WASHINGTON — Iraqi Christians are uncertain if they will be included in negotiations deciding the power structure of a post-Islamic State northern Iraq, an Iraqi Christian human rights activist told The Christian Post.
Although Iraqi-led coalition forces are fighting to liberate Mosul and many Christian villages in the Nineveh Plains from IS (also known as ISIS, ISIL or Daesh), much uncertainty remains about what the future will look like for Iraqi Christians in their ancient homelands.
Even though IS is being driven out of the area, many native Christians will not return until they are given guarantees from the Iraqi government, Kurdish Regional Government and the international community that they will be able to live without fear that another radical Islamic uprising will put their lives in danger once again.
Loay Mikhael, head of the foreign relations committee of the Chaldean Syriac Assyrian Popular Council and deputy chairman of the Soraya Charity Organization in Nineveh, told CP that Iraqi Christians are ideally looking for a way to return to their homelands and “rule themselves” with a certain level of autonomy.
“We believe that situation should be that after liberating Mosul and the Nineveh Plains, the Christians should be able to rule themselves — whether that is creating a province or if there is any sort of safe haven or autonomy for Christians in the region so they can rule themselves — be protected by themselves and have international community aid and U.S. military assistance to be able to sustain themselves, at least for a while,” Mikhael said.
“Christians, they ask, ‘Are we going to go back and have neighbors similar to ISIS and neighbors who will persecute us and drive us out of the Nineveh Plains and Mosul again or will there be guarantees by the international community, by central government and KRG?'”
Mikhael said that the future for Christians and other parties in Iraq post-IS is “still not clear,” as the central Iraqi government and the Kurdish Regional Government have disputed about who will control that Nineveh Plains after IS is driven out.
“Christians don’t know what will happen as far as who will rule the area,” Mikhael told CP. “So, we have been asking similar questions about what will be post-ISIS era and nobody has given us any answer to that.”
“Now, central government and KRG are having a conflict between themselves and each of them is claiming this is their area,” Mikhael said. “This has to come to an end.”
Mikhael added that when the government and KRG and other actors in the area previously met to discuss the Nineveh Plains, Christians were not a part of that conversation.
“The Christian forces, by the way, were not a part of their conversation agreement after the post-liberation of the area,” Mikhael said. “So, I don’t think we know whether there is a seat for us to be in the process of negotiating or what will happen.”
In September, U.S. Rep. Jeff Fortenberry, R-Neb., introduced what has been referred to as the “Nineveh Province Resolution,” which would ask the United States government to commit to working with the Iraqi government and the Kurdistan Regional Government to help create autonomous regions or zones for indigenous religious minority communities in the Nineveh Plains that will give those communities “security and self-determination within the federal structure of Iraq.” The measure currently has 11 co-sponsors.

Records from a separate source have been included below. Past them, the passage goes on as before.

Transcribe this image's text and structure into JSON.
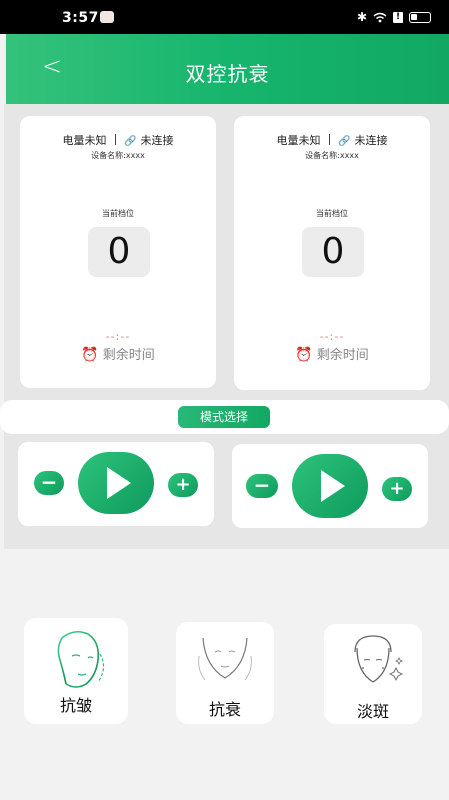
{
  "status_bar": {
    "time": "3:57"
  },
  "header": {
    "title": "双控抗衰",
    "back_symbol": "<"
  },
  "devices": [
    {
      "battery": "电量未知",
      "connection": "未连接",
      "device_name": "设备名称:xxxx",
      "gear_label": "当前档位",
      "gear_value": "0",
      "countdown": "--:--",
      "remaining_label": "剩余时间"
    },
    {
      "battery": "电量未知",
      "connection": "未连接",
      "device_name": "设备名称:xxxx",
      "gear_label": "当前档位",
      "gear_value": "0",
      "countdown": "--:--",
      "remaining_label": "剩余时间"
    }
  ],
  "mode_select_label": "模式选择",
  "controls": {
    "minus": "−",
    "plus": "+"
  },
  "functions": [
    {
      "label": "抗皱",
      "icon": "face-line-icon"
    },
    {
      "label": "抗衰",
      "icon": "face-chin-icon"
    },
    {
      "label": "淡斑",
      "icon": "face-spots-icon"
    }
  ],
  "colors": {
    "accent": "#16b56e",
    "countdown": "#e07a7a"
  }
}
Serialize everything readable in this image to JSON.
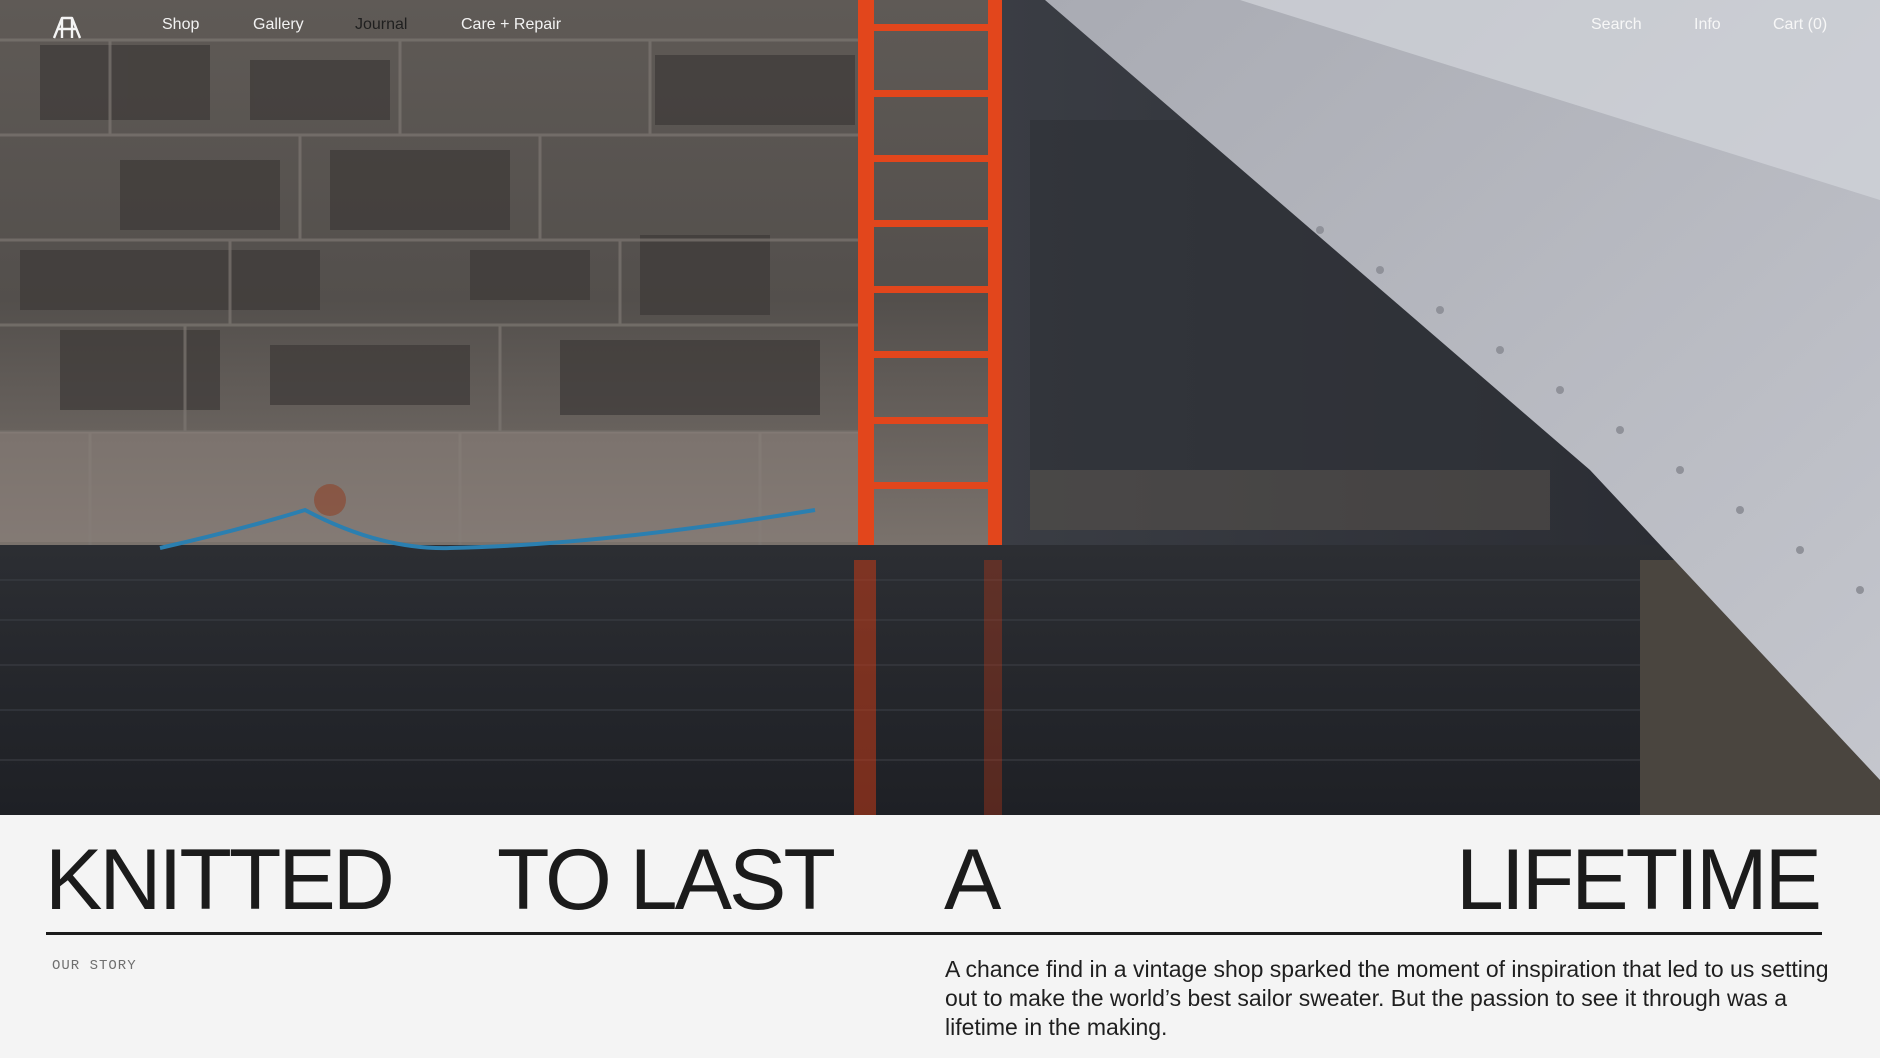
{
  "nav": {
    "logo_icon": "brand-monogram-icon",
    "links_left": [
      "Shop",
      "Gallery",
      "Journal",
      "Care + Repair"
    ],
    "links_right": [
      "Search",
      "Info",
      "Cart (0)"
    ]
  },
  "hero": {
    "ladder_color": "#e2461c",
    "water_color": "#23252b"
  },
  "headline": {
    "words": [
      "KNITTED",
      "TO LAST",
      "A",
      "LIFETIME"
    ]
  },
  "story": {
    "label": "OUR STORY",
    "text": "A chance find in a vintage shop sparked the moment of inspiration that led to us setting out to make the world’s best sailor sweater. But the passion to see it through was a lifetime in the making."
  }
}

“These communities need a place to go home to. We need a place to resettle them,” Kirsten Evans, a senior advisor with the lobbying group In Defense of Christians and a proponent of the resolution, told CP.
“We also need to guarantee that those centuries of cultural heritage that are embedded in that soil continues to survive in that area,” Evans added. “These communities could survive anywhere. … It’s not just that these communities survive, it is that their culture survives in the place that it is rooted in because they have that right and the culture has that right, and we want to see the international community do everything in its power to guarantee them that right.”
Mikhael explained that the concept of creating autonomous regions for minority communities isn’t just some new idea.
“This is since the 1920s when creating the new state and after World War II — there was some promises to create a state for the Christians, for the Assyrians there. The idea was again brought to life in 2007, as well. We talked about it and we were able to restore it in the KRG draft constitution, article 35, that Christian minorities have a right to form and create their own autonomous region by law,” he stated. “This is not something we want to create. This is something that already exists but we want to bring it to reality.”
Evans added that both the Iraqi government and the KRG “have already conceptualized in their own legal framework the possibility of autonomous provinces with special zones for some of these minority communities.”
While there might be some disagreement about the structure of power in a post-IS Nineveh Plains, simply rebuilding many of the Christian towns in the region will be a years-long undertaking, as a number of the Christian towns that have already been liberated are over half destroyed, Mikhael said.
The town of Qaraqosh, which was once home to 50,000 Christians, has been 65 percent destroyed.
“After liberation, there should be money allocated for this area by coalition or United Nations to give to some organizations to clear at least mines and booby traps,” Mikhael said. “Phase two will be building what has been destroyed — houses, streets, schools, infrastructure. Phase three will, if we are able to build something there and enable these communities to go back to their homes, will focus on how can we create job opportunities, how will the people survive again. We need to create some projects to ensure that each family member will be working somewhere to make their livings and be able to sustain themselves.”